The University's Instrument of Student Judicial Governance of 1974 provides, in pertinent part:
"e. Trial Courts
2) If requested by the defendant, provision shall be made for racial or sexual representation (but not both) on the trial court, as follows:
a) At least four of the seven members of the trial court shall be of the same sex as the defendant;
b) When a defendant is not a member of the majority race, at least four of the seven members of the trial court shall not be of the majority race;
c) When a defendant is a member of the majority race, at least four of the seven members of the trial court shall be of the majority race.
3) Each trial court shall be selected by the Court Administrator under the procedures described below.
d) If the defendant has requested racial or sexual representation on the trial court, the members of the trial court shall be selected by random drawing from the pool of the entire court panel of a number not to exceed that which will permit the sexual or racial representation requested; and by random drawing from another pool appropriate to insure that representation."
Although we are inclined to the view that the CGC and SHC aspects of this litigation could appropriately go forward as a class action under FRCP 23(a) and (b), see Potts v. Flax, 313 F.2d 284, 289 (5 Cir. 1963), it is not necessary to reach the class action issue
"By the very nature of the controversy, the attack is on the unconstitutional practice of racial discrimination.

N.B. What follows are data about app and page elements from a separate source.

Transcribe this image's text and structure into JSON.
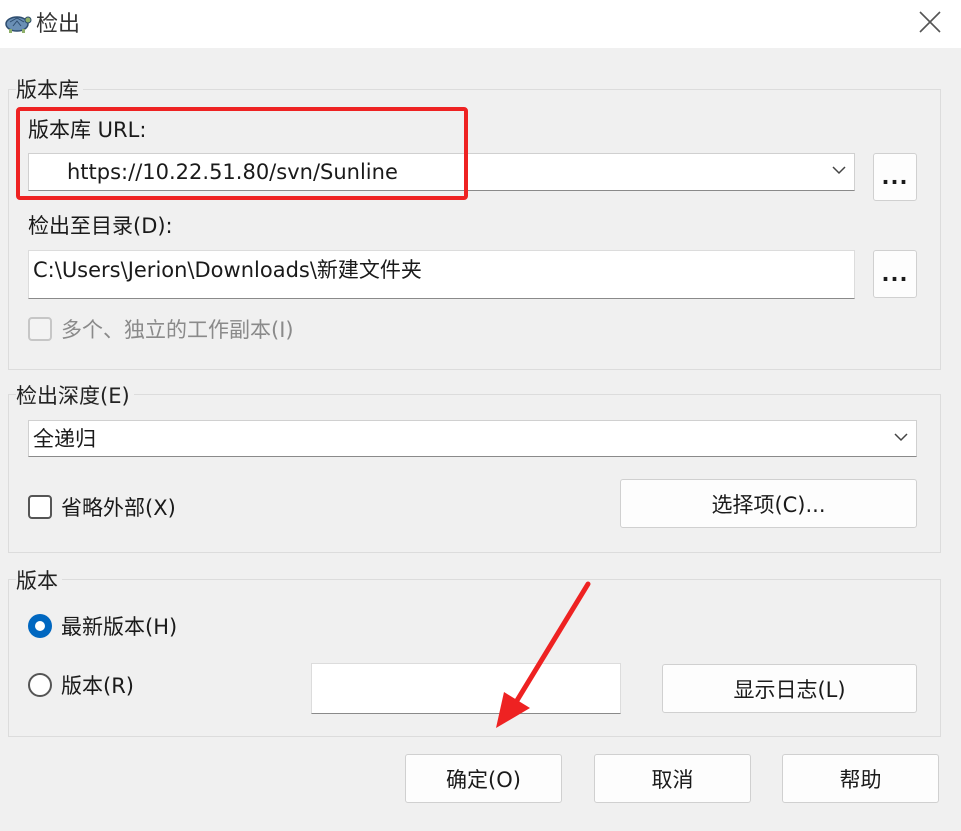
{
  "window": {
    "title": "检出",
    "icon": "tortoise-icon",
    "close_icon": "close-icon"
  },
  "repository": {
    "group_title": "版本库",
    "url_label": "版本库 URL:",
    "url_value": "https://10.22.51.80/svn/Sunline",
    "browse_label": "...",
    "checkout_dir_label": "检出至目录(D):",
    "checkout_dir_value": "C:\\Users\\Jerion\\Downloads\\新建文件夹",
    "browse_dir_label": "...",
    "multi_wc_label": "多个、独立的工作副本(I)"
  },
  "depth": {
    "group_title": "检出深度(E)",
    "selected": "全递归",
    "omit_externals_label": "省略外部(X)",
    "options_button": "选择项(C)..."
  },
  "revision": {
    "group_title": "版本",
    "head_label": "最新版本(H)",
    "revision_label": "版本(R)",
    "revision_value": "",
    "show_log_button": "显示日志(L)",
    "selected": "head"
  },
  "footer": {
    "ok_label": "确定(O)",
    "cancel_label": "取消",
    "help_label": "帮助"
  },
  "colors": {
    "accent": "#0067c0",
    "annotation": "#ee2222"
  }
}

Once that is found to exist, the Court must order that it be discontinued. (While the decree) . . . might name the successful plaintiff as the party not to be discriminated against, . . . that decree may not either expressly or impliedly affirmatively authorize continued discrimination by reason of race (or sex) against others."
Id. (citation omitted). Thus any error in determination of the appropriateness of class action here would be harmless since the decree for all practical purposes would be the same whether entered on behalf of the alleged class or confined to named plaintiffs. Id. at 289-90.
Compare Abrams v. Occidental Petroleum Corp., 450 F.2d 157, 165-66 (2 Cir. 1971), aff'd sub nom. Kearn County Land Co. v. Occidental Petroleum Corp., 411 U.S. 582, 93 S.Ct. 1736, 36 L.Ed.2d 503 (1973) and Morgan Guaranty Trust Co. v. Martin, 466 F.2d 593, 599-600 (7 Cir. 1972) with Fountain v. Filson, 336 U.S. 681, 69 S.Ct. 754, 93 L.Ed. 971 (1949) and Kern County Land Co. v. Occidental Petroleum Corp., 411 U.S. at 605, 614-17, 93 S.Ct. 1736 (Douglas, J., dissenting); see 6 Moore's Federal Practice 56.27(2), 56.12